Given data –
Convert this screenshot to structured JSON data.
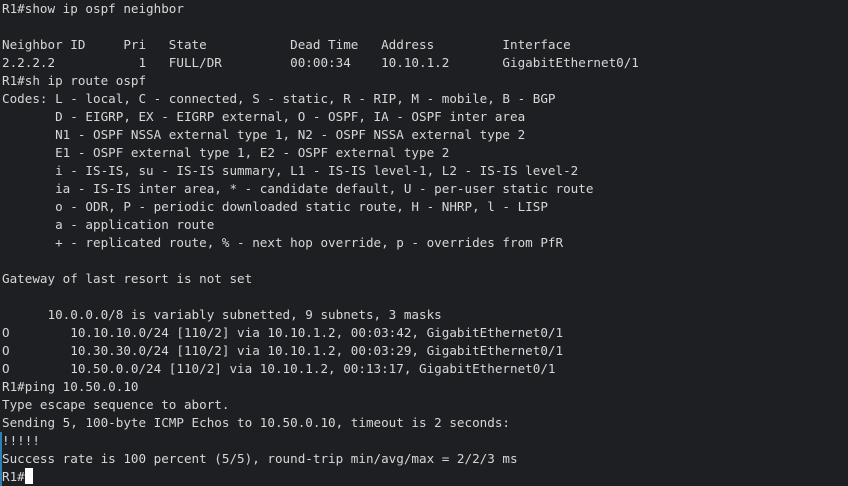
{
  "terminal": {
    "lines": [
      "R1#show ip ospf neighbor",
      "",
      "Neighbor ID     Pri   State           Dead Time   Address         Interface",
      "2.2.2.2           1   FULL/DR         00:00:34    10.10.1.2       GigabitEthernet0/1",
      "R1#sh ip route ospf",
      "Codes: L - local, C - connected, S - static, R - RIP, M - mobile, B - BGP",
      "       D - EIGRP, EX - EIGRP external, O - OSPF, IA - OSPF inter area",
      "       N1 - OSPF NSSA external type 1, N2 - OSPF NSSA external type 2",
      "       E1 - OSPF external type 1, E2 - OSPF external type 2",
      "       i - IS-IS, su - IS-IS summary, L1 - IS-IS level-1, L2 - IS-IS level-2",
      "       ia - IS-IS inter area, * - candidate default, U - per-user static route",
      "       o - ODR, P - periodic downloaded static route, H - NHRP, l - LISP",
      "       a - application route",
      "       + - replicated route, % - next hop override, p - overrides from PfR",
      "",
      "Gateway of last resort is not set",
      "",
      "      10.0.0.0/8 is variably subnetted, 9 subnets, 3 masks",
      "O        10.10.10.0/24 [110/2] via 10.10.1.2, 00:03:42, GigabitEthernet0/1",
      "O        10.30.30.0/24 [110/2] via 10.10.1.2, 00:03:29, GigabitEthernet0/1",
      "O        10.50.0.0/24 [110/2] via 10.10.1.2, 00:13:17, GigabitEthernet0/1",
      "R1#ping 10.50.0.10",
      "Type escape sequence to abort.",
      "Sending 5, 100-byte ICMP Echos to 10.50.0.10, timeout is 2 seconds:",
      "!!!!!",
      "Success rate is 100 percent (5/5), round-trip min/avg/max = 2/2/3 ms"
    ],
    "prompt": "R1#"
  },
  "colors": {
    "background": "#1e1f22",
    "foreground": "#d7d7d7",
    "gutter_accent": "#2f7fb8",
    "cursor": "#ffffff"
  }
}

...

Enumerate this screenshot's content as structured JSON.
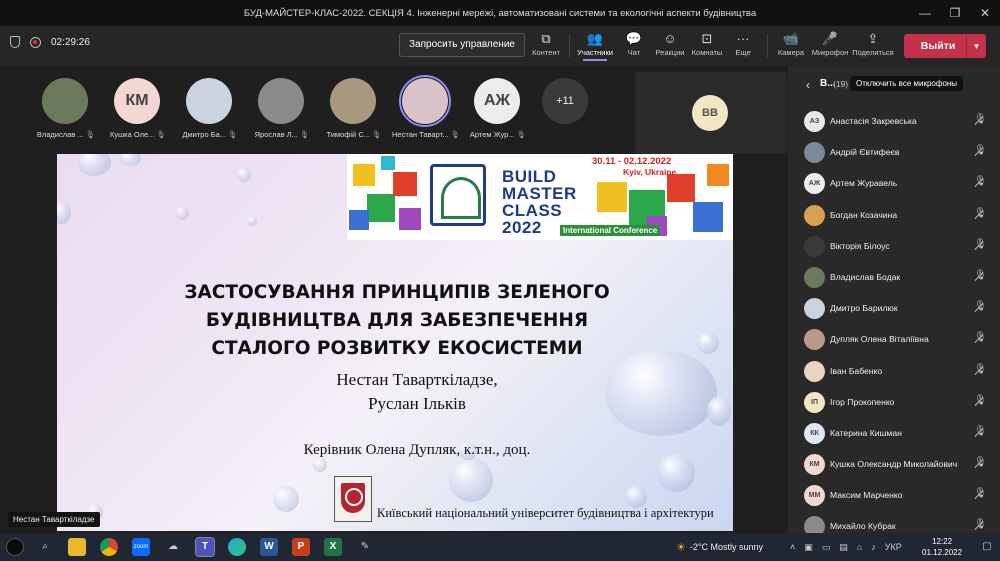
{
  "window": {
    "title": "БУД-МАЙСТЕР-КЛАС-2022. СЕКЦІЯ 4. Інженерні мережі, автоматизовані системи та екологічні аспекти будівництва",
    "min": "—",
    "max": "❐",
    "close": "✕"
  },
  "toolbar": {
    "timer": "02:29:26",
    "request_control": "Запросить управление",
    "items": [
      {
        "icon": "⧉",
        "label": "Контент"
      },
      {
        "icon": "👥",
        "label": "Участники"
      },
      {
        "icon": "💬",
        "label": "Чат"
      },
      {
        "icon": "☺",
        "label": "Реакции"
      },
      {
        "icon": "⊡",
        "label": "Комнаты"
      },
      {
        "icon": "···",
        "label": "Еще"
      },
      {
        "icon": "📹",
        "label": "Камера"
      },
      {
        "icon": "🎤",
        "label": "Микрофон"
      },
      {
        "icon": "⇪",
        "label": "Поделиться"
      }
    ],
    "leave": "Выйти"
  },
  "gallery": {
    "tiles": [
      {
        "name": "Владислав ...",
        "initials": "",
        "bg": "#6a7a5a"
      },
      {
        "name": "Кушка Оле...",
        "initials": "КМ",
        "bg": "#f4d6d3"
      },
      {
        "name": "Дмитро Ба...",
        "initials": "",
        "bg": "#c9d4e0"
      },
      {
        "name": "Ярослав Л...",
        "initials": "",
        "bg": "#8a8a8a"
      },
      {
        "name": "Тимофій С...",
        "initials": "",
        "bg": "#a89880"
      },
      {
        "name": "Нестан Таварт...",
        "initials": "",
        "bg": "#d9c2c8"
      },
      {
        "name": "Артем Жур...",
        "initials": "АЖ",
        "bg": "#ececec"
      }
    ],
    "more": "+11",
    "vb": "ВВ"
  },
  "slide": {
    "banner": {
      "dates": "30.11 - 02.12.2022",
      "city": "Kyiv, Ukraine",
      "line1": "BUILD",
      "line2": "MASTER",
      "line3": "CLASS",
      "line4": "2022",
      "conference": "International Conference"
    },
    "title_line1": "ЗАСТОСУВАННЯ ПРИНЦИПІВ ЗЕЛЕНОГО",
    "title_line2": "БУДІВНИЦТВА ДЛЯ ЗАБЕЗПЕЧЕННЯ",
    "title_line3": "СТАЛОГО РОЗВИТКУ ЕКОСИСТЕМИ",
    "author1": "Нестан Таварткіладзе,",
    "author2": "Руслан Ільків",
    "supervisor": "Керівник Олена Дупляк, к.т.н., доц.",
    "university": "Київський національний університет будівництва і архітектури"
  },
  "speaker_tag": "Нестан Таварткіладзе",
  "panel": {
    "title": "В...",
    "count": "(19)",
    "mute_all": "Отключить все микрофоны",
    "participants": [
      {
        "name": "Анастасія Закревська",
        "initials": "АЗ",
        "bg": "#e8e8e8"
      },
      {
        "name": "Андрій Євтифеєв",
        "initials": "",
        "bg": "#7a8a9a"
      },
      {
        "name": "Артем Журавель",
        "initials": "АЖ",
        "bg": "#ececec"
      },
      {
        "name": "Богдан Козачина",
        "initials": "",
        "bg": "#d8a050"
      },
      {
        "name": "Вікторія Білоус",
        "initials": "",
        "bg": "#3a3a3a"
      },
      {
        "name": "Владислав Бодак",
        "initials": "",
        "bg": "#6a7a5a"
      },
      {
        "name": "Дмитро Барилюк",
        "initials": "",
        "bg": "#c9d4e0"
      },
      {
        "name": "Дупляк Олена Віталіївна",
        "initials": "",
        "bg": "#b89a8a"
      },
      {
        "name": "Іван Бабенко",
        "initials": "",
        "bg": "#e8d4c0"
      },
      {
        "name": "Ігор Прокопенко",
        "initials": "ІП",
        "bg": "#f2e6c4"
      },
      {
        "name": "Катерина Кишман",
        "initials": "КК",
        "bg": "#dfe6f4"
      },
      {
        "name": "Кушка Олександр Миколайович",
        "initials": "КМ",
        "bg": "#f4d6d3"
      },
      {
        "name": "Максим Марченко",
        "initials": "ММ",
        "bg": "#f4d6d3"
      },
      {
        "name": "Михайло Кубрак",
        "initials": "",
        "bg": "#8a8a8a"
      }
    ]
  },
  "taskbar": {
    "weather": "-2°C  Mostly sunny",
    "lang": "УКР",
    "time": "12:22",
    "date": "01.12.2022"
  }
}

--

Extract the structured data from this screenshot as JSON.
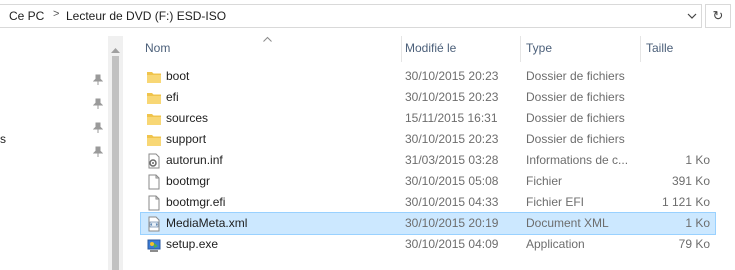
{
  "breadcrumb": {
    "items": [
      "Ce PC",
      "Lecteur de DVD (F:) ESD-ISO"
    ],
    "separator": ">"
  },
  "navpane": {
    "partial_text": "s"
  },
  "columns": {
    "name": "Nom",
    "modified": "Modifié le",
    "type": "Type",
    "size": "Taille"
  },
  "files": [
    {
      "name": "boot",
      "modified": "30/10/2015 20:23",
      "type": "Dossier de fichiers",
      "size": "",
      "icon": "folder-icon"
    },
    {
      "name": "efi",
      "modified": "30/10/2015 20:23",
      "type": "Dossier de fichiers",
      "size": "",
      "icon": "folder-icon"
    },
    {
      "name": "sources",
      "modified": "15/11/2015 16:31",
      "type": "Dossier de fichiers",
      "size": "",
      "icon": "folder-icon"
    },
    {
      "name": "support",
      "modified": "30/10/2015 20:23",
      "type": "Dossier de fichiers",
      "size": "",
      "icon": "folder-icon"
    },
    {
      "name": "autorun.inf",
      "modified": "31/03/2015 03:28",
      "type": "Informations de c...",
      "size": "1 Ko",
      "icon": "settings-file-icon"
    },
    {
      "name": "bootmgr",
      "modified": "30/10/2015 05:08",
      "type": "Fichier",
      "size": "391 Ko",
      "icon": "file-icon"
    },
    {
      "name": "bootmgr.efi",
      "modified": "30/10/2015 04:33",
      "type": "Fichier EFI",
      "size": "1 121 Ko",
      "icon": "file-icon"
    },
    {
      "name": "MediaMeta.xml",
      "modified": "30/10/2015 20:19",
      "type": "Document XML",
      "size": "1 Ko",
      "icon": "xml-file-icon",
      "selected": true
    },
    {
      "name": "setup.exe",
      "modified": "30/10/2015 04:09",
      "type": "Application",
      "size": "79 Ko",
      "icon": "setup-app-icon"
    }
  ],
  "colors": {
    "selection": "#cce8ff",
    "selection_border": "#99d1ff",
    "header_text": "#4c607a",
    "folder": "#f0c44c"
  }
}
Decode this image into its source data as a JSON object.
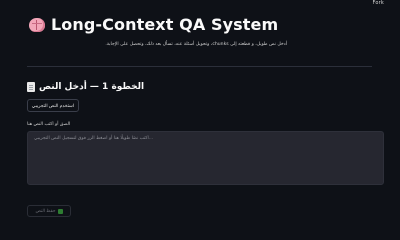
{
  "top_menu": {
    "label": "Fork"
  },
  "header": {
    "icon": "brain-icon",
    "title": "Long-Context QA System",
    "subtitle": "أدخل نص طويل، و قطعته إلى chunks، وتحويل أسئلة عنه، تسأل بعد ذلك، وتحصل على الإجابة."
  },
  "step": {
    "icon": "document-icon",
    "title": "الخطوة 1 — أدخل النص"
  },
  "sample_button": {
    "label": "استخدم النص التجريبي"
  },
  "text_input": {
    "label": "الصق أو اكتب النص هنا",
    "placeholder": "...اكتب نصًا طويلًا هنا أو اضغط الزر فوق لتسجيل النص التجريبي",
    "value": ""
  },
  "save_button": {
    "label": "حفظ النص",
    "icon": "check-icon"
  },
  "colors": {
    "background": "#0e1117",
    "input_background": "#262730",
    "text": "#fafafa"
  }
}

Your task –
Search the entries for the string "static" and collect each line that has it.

Exercise result –
      "Codes: L - local, C - connected, S - static, R - RIP, M - mobile, B - BGP",
      "       ia - IS-IS inter area, * - candidate default, U - per-user static route",
      "       o - ODR, P - periodic downloaded static route, H - NHRP, l - LISP",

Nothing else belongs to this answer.